"We feel this will definitely lead to a healthier and stronger community," he said.
King said services have been consolidated with a goal of strengthening them or to provide cost savings. He said the unit at the St. Joseph's Campus is scheduled to have its last delivery on Oct. 25 and the new combined unit on the Memorial Campus will open Nov. 1.
"It's kind of a natural when you think about it," he said. "You have one program with 300 deliveries and one that had 1,400, and when you put them together you actually pull in all the years of experience and consolidate in one location and our obstetrics doctors can go to one hospital instead of two."
King said the new unit in the North Tower will be more secure.
At this time King said no decision has been made on how the former obstetrics space at the St. Joseph's Campus will be used.
"We're not sure yet," he said. "Later this year we will begin a long-range planning process that will cast the next 10 years for the combined hospitals."
Robyn Rice, an obstetrics nurse at St. Joseph's for 10 years, said she is looking forward to the consolidation.
"It's exciting there's a lot of new things to learn here even though we work with the same doctors and provide the same kind of care to our patients," she said. "In the long run it will be a nice combination of experience and skills and we will be able to provide excellent care in the community under one roof."
Linda George, who has worked in obstetrics at the former Camden-Clark for 28 years, said it will be a learning experience for the staff.

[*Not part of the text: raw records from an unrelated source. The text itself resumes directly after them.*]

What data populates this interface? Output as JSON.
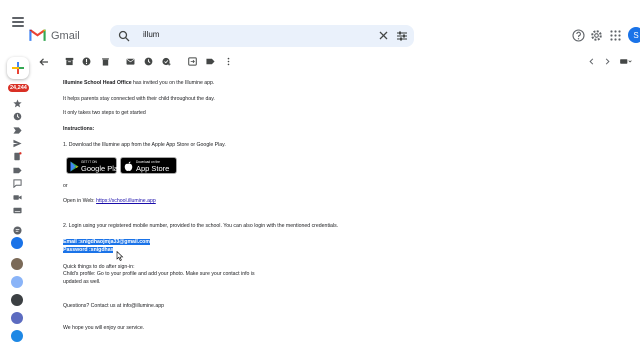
{
  "header": {
    "app_name": "Gmail",
    "search_value": "illum",
    "account_initial": "S"
  },
  "sidebar": {
    "unread_badge": "24,244"
  },
  "toolbar": {
    "page_nav": ""
  },
  "email": {
    "intro_sender": "Illumine School Head Office",
    "intro_rest": " has invited you on the Illumine app.",
    "line_helps": "It helps parents stay connected with their child throughout the day.",
    "line_steps": "It only takes two steps to get started",
    "instructions_heading": "Instructions:",
    "step1": "1. Download the Illumine app from the Apple App Store or Google Play.",
    "google_play_small": "GET IT ON",
    "google_play_big": "Google Play",
    "app_store_small": "Download on the",
    "app_store_big": "App Store",
    "or_text": "or",
    "open_web_prefix": "Open in Web: ",
    "open_web_link": "https://school.illumine.app",
    "step2": "2. Login using your registered mobile number, provided to the school. You can also login with the mentioned credentials.",
    "email_label": "Email :",
    "email_value": "snigdhaojmja33@gmail.com",
    "password_label": "Password :",
    "password_value": "snigdhas",
    "after_heading": "Quick things to do after sign-in:",
    "after_line1": "Child's profile: Go to your profile and add your photo. Make sure your contact info is",
    "after_line2": "updated as well.",
    "questions": "Questions? Contact us at info@illumine.app",
    "closing": "We hope you will enjoy our service."
  },
  "colors": {
    "accent": "#1a73e8",
    "badge": "#d93025",
    "search_bg": "#eaf1fb",
    "link": "#1a0dab"
  }
}
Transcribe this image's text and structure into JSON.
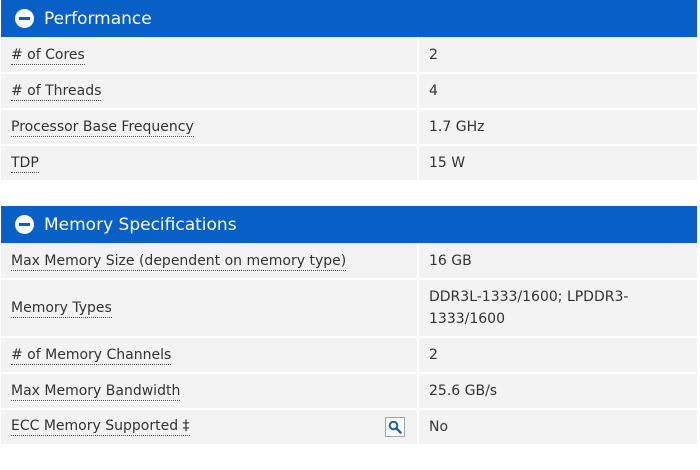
{
  "performance": {
    "title": "Performance",
    "rows": [
      {
        "label": "# of Cores",
        "value": "2"
      },
      {
        "label": "# of Threads",
        "value": "4"
      },
      {
        "label": "Processor Base Frequency",
        "value": "1.7 GHz"
      },
      {
        "label": "TDP",
        "value": "15 W"
      }
    ]
  },
  "memory": {
    "title": "Memory Specifications",
    "rows": [
      {
        "label": "Max Memory Size (dependent on memory type)",
        "value": "16 GB"
      },
      {
        "label": "Memory Types",
        "value": "DDR3L-1333/1600; LPDDR3-1333/1600"
      },
      {
        "label": "# of Memory Channels",
        "value": "2"
      },
      {
        "label": "Max Memory Bandwidth",
        "value": "25.6 GB/s"
      },
      {
        "label": "ECC Memory Supported ‡",
        "value": "No"
      }
    ]
  },
  "icons": {
    "collapse": "minus-circle-icon",
    "search": "magnifier-icon"
  },
  "colors": {
    "header_bg": "#0860c7",
    "row_bg": "#f3f3f3"
  }
}
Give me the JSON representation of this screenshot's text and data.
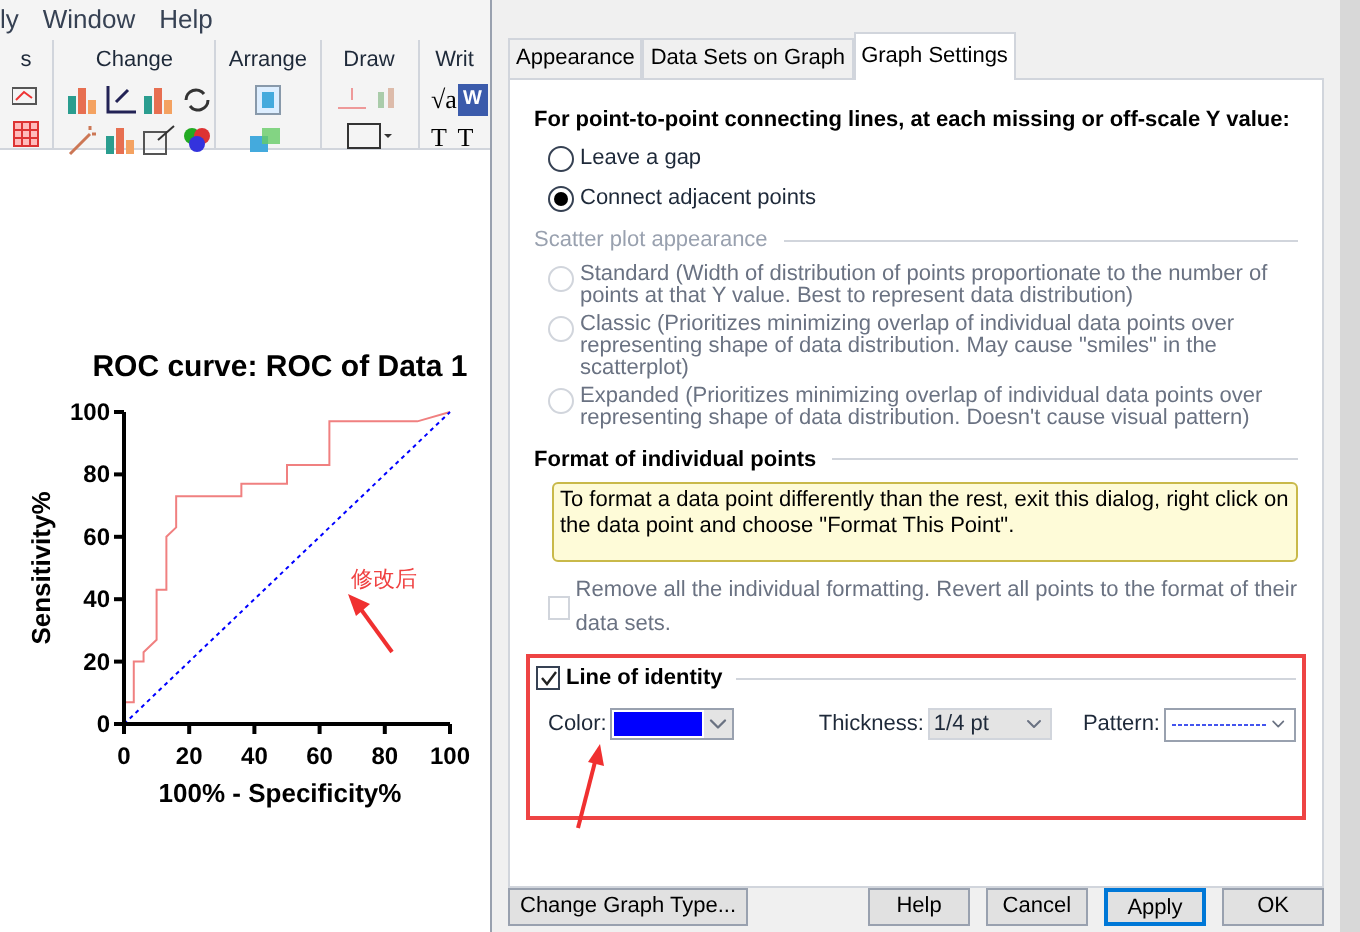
{
  "menu": [
    "ly",
    "Window",
    "Help"
  ],
  "ribbon": [
    {
      "label": "s",
      "kind": "partial"
    },
    {
      "label": "Change",
      "kind": "change"
    },
    {
      "label": "Arrange",
      "kind": "arrange"
    },
    {
      "label": "Draw",
      "kind": "draw"
    },
    {
      "label": "Writ",
      "kind": "write",
      "glyphs": [
        "√a",
        "W",
        "T",
        "T"
      ]
    }
  ],
  "graph": {
    "chart_data": {
      "type": "line",
      "title": "ROC curve: ROC of Data 1",
      "xlabel": "100% - Specificity%",
      "ylabel": "Sensitivity%",
      "x": [
        0,
        0,
        3,
        3,
        6,
        6,
        10,
        10,
        13,
        13,
        16,
        16,
        36,
        36,
        50,
        50,
        63,
        63,
        90,
        100
      ],
      "series": [
        {
          "color": "#f08080",
          "line_style": "solid",
          "values": [
            0,
            7,
            7,
            20,
            20,
            23,
            27,
            43,
            43,
            60,
            63,
            73,
            73,
            77,
            77,
            83,
            83,
            97,
            97,
            100
          ]
        },
        {
          "color": "#0000ff",
          "line_style": "dashed",
          "values": [
            0,
            0,
            3,
            3,
            6,
            6,
            10,
            10,
            13,
            13,
            16,
            16,
            36,
            36,
            50,
            50,
            63,
            63,
            90,
            100
          ]
        }
      ],
      "xlim": [
        0,
        100
      ],
      "ylim": [
        0,
        100
      ],
      "xticks": [
        0,
        20,
        40,
        60,
        80,
        100
      ],
      "yticks": [
        0,
        20,
        40,
        60,
        80,
        100
      ]
    },
    "note": "修改后"
  },
  "dialog": {
    "tabs": [
      {
        "label": "Appearance",
        "selected": false
      },
      {
        "label": "Data Sets on Graph",
        "selected": false
      },
      {
        "label": "Graph Settings",
        "selected": true
      }
    ],
    "missing_values": {
      "title": "For point-to-point connecting lines, at each missing or off-scale Y value:",
      "options": [
        {
          "label": "Leave a gap",
          "selected": false
        },
        {
          "label": "Connect adjacent points",
          "selected": true
        }
      ]
    },
    "scatter": {
      "title": "Scatter plot appearance",
      "disabled": true,
      "options": [
        {
          "label": "Standard (Width of distribution of points proportionate to the number of points at that Y value. Best to represent data distribution)",
          "selected": false
        },
        {
          "label": "Classic (Prioritizes minimizing overlap of individual data points over representing shape of data distribution. May cause \"smiles\" in the scatterplot)",
          "selected": false
        },
        {
          "label": "Expanded (Prioritizes minimizing overlap of individual data points over representing shape of data distribution. Doesn't cause visual pattern)",
          "selected": false
        }
      ]
    },
    "individual": {
      "title": "Format of individual points",
      "hint": "To format a data point differently than the rest, exit this dialog, right click on the data point and choose \"Format This Point\".",
      "remove": {
        "label": "Remove all the individual formatting. Revert all points to the format of their data sets.",
        "checked": false,
        "disabled": true
      }
    },
    "identity": {
      "label": "Line of identity",
      "checked": true,
      "color_label": "Color:",
      "color": "#0000ff",
      "thickness_label": "Thickness:",
      "thickness": "1/4 pt",
      "pattern_label": "Pattern:",
      "pattern_dashed": true
    },
    "buttons": [
      {
        "label": "Change Graph Type...",
        "kind": "left"
      },
      {
        "label": "Help",
        "kind": "normal"
      },
      {
        "label": "Cancel",
        "kind": "normal"
      },
      {
        "label": "Apply",
        "kind": "default"
      },
      {
        "label": "OK",
        "kind": "normal"
      }
    ]
  }
}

"It's going to be a learning experience and we will be able to provide better education for our patients with the expertise of the nurses from both hospitals," she said.